“I just didn’t think about babies,” he told me. “All those years you were thinking about it, I just wasn’t. It plays into your argument, I suppose, that men are sort of encouraged not to think about their fertility. I just didn’t think about it. Don’t think about it.”
If someone had asked him back then if he wanted to be in a happy, loving relationship, Nick continued, then he would have said yes. “But I don’t think that’s synonymous with getting married and having children. The person asking that question probably thinks they are, but they’re not. I’m from a non-traditional family; I know that a loving relationship doesn’t necessarily involve marriage and babies.”
For those of us who have always imagined ourselves as parents one day, what do you do when the person you fall in love with does not want to have children? Why are cis-gendered and heterosexual men stereotyped as being more reluctant, or at least hesitant, to become fathers?
Is it true? And, if so, has it always been like this, or is modern capitalist culture more encouraging of the Peter Pan male, who lives as a teenager for as long as possible, while heaping the burden of fertility, contraception and the decision to have children onto the laps of those of us with wombs?
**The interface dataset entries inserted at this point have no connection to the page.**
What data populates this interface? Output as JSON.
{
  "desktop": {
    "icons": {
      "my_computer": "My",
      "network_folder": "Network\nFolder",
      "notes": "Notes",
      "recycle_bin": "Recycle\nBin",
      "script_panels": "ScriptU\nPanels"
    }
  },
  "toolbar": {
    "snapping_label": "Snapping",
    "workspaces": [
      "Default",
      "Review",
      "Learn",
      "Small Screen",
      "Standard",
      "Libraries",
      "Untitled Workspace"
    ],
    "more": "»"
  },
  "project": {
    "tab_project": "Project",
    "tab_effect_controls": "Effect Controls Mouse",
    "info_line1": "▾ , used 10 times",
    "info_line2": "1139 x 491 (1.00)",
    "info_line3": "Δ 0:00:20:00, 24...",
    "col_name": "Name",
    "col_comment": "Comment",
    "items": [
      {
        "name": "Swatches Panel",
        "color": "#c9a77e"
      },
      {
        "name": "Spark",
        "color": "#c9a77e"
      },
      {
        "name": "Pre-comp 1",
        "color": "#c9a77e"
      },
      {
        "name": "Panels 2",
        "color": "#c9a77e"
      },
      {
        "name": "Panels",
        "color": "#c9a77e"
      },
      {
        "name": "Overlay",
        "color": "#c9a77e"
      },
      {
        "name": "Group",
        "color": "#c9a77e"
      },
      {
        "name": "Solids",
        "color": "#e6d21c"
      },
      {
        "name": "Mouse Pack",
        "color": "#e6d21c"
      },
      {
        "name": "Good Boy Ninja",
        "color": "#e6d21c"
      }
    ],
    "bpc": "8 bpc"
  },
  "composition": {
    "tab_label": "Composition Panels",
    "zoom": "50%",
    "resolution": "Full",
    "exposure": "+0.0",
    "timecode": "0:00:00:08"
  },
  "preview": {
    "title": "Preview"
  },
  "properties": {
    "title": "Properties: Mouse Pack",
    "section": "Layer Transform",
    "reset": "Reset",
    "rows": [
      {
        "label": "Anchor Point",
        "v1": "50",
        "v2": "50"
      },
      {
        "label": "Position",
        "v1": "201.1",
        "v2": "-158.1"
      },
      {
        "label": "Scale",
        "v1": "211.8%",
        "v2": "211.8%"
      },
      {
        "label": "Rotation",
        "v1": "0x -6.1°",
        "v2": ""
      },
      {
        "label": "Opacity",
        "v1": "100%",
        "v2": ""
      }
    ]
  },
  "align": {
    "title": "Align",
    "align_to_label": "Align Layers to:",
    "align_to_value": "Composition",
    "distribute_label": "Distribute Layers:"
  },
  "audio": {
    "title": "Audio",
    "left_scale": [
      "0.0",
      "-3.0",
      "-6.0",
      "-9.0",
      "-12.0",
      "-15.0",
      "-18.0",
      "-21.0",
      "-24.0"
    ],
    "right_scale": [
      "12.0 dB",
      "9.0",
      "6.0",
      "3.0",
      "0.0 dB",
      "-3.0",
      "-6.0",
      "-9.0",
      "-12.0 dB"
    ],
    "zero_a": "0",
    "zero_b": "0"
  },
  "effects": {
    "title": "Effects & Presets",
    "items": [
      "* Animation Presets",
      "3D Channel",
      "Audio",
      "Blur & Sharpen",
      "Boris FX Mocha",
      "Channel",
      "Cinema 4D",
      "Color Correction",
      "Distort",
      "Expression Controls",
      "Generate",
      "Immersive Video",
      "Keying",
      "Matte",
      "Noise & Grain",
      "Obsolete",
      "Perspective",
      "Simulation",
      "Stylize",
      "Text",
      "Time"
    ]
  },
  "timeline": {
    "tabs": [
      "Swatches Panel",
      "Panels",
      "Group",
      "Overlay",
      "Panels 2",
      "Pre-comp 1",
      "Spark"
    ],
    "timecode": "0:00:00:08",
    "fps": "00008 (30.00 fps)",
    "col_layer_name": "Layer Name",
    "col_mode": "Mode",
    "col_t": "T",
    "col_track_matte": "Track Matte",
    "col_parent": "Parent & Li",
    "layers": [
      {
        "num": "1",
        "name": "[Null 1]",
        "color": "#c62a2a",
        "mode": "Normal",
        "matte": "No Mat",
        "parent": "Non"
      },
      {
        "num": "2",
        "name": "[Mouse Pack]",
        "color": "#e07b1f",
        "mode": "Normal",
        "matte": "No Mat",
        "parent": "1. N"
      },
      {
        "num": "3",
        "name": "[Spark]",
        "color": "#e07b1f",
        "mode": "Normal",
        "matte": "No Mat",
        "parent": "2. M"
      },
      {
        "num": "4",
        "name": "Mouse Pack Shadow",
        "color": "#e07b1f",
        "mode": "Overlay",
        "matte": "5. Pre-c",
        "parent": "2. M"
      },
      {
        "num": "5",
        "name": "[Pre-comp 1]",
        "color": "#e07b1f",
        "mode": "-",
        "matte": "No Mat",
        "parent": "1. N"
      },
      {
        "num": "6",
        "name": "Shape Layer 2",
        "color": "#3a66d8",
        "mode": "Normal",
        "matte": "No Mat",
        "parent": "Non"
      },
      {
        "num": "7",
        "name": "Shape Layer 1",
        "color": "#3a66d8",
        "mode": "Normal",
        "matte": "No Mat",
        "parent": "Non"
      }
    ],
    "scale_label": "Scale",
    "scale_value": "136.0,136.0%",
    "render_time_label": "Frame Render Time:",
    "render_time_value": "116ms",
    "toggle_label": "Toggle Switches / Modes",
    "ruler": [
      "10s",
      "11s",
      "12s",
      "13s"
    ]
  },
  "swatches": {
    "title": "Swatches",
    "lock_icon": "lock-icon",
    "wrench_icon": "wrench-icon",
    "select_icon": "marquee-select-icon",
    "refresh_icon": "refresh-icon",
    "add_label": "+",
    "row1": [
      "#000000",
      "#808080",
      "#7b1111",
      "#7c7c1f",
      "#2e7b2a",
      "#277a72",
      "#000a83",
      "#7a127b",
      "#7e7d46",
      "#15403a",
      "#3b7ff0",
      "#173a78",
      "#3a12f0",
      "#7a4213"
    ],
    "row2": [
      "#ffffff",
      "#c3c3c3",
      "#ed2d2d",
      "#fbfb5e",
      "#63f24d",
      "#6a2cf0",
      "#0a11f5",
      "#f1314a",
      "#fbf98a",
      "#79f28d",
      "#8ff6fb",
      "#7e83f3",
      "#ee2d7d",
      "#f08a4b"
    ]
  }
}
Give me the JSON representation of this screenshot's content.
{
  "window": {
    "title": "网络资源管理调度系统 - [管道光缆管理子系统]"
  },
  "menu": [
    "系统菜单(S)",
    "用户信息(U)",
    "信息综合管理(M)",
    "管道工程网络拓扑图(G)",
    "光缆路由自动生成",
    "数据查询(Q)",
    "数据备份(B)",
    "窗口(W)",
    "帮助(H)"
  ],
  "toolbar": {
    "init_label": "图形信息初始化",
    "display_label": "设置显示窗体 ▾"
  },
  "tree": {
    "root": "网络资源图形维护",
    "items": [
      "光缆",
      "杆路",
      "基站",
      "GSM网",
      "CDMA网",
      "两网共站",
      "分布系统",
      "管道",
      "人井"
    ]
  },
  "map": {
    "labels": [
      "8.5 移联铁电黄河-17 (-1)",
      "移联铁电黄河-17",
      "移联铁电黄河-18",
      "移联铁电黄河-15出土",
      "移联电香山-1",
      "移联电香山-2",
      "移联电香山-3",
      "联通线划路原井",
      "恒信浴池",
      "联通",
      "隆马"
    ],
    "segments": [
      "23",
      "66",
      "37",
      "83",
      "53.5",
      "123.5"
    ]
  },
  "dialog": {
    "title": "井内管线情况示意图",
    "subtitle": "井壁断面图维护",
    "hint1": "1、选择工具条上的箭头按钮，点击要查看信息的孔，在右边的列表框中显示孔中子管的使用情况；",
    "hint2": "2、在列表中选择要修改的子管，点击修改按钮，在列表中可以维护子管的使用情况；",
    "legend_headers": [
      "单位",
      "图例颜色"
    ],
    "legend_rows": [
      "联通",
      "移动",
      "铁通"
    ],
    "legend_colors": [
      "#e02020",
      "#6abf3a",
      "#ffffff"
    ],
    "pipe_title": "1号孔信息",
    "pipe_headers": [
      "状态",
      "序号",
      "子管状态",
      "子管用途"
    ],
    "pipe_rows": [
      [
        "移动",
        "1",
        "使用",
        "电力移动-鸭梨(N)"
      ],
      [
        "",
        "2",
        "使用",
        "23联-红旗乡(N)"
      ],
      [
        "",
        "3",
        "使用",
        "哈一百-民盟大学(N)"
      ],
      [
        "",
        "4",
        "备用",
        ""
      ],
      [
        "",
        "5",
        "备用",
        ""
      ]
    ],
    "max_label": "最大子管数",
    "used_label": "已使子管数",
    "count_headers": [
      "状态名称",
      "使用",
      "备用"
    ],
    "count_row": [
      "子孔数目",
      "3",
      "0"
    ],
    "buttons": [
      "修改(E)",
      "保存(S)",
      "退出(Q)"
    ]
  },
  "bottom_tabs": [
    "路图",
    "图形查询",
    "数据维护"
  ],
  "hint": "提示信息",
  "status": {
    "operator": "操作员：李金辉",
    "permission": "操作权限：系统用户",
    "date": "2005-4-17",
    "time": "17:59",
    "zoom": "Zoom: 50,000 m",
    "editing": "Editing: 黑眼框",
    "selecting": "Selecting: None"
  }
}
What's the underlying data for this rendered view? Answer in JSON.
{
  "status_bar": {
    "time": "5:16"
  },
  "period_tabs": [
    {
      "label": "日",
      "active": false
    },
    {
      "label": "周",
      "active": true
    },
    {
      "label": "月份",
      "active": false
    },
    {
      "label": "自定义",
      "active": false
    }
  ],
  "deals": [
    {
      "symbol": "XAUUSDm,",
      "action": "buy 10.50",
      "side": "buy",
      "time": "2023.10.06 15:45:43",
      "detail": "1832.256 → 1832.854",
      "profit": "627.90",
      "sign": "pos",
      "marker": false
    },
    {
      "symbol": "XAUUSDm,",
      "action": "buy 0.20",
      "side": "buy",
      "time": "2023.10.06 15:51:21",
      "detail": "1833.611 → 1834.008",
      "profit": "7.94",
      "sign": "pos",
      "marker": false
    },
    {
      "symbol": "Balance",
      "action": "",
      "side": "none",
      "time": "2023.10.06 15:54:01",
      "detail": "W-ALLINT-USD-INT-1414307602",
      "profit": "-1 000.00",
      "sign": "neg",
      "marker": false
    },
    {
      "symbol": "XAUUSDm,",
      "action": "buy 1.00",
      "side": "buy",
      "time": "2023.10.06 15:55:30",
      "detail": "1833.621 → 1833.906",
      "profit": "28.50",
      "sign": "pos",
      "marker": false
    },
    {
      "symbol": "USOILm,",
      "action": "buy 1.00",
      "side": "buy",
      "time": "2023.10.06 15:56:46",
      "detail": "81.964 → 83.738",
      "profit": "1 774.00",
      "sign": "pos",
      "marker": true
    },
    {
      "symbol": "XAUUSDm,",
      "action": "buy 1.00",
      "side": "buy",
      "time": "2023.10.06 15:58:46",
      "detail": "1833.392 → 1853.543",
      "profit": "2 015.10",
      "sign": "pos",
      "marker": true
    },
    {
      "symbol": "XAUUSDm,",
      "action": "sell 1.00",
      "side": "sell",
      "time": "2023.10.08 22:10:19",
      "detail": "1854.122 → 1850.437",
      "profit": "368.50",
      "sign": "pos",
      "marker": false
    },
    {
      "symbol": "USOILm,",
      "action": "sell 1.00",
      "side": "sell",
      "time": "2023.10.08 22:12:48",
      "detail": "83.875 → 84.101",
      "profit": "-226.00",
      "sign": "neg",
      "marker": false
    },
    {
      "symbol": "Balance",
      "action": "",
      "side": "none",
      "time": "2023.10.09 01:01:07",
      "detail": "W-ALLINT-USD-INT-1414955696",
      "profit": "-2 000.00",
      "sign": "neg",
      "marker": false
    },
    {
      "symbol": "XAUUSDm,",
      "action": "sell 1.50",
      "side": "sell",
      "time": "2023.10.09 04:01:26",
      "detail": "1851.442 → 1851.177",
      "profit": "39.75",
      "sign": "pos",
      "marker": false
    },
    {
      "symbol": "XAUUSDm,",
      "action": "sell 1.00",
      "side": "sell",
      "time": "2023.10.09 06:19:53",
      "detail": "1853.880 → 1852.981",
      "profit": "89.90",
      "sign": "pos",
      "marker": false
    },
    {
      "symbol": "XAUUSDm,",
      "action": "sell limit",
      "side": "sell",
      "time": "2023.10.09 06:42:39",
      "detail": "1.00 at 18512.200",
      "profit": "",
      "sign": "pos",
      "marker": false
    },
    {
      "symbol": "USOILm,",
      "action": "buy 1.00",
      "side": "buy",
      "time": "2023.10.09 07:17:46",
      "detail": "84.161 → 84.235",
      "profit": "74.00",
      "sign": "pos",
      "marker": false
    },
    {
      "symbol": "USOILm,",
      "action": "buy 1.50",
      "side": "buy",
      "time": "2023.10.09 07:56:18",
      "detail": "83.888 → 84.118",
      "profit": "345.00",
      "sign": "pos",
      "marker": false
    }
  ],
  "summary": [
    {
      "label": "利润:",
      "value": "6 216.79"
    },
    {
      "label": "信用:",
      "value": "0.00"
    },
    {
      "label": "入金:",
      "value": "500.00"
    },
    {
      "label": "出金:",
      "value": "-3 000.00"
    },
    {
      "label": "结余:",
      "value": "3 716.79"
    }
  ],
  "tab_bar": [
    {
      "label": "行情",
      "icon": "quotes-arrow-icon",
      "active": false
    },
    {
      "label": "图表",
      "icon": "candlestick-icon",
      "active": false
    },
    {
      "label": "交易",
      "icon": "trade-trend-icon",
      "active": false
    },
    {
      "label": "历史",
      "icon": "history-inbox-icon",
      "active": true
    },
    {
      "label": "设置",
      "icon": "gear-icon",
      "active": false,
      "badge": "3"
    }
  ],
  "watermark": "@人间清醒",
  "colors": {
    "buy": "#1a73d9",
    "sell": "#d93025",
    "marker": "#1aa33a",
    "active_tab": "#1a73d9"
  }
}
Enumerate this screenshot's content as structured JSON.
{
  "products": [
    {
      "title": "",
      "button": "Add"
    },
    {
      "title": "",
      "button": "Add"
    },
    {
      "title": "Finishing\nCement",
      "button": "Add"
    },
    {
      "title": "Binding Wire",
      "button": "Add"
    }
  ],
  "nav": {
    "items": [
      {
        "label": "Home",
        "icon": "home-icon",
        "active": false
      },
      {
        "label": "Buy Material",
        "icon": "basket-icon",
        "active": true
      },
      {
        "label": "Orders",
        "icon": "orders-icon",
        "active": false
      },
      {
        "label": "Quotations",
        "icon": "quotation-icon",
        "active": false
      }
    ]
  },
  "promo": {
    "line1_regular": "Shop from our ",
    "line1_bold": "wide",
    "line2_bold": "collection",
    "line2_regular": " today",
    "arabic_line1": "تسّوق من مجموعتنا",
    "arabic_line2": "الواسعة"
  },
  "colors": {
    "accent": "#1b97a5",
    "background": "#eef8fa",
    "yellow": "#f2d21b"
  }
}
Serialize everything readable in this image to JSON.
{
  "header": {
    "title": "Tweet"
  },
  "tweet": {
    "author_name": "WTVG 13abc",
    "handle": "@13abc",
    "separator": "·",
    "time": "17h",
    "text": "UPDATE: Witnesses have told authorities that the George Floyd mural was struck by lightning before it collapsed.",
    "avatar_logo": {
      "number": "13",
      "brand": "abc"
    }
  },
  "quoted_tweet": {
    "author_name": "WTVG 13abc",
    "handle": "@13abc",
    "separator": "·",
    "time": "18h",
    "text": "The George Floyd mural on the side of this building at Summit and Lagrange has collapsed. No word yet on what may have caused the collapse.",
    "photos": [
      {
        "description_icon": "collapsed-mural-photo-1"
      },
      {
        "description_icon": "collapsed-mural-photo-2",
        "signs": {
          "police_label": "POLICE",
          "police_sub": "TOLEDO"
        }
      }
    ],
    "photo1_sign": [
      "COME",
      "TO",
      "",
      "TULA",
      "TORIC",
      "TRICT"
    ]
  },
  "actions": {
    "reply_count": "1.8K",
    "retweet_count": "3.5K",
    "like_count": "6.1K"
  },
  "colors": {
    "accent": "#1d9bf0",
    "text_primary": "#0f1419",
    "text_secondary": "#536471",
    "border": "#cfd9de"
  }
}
It is very hard to tell.
As the authors of the Swedish study put it: “The views of other men (read: heterosexual, fertile, healthy and at a culturally appropriate age to father) are overlooked in research, as well as in medial representations (Peterson, 2014). So, it would seem that as with so many things that affect fertility, family and female health, the question hasn’t yet been given the time, funding or attention it deserves.
But perhaps if we started to talk about male fertility more honestly; if we discussed the effects of age on rates on conception and sperm quality; inculcated boys and young men with the notion that pregnancy doesn’t just happen in wombs, but because of sperm; if we had a male contraceptive fit for purpose; if we had adequate, even mandatory paternity leave and spoke about male fertility as something finite, precious and sometimes compromised – just as we do with women – then the differences between women and men’s attitudes, age and attention to parenting could change.
Then, we might find ourselves moving towards something like reproductive equality – with all the knock-on effects this would have on equal pay, equal childcare and career options for working mothers. Perhaps, we could even up the parental playing field a lot more, and make the choice to have a family a human one – rather than one that’s left to women to bear.
‘The Panic Years’ by Nell Frizzell is available now
Join our commenting forum
Join thought-provoking conversations, follow other Independent readers and see their replies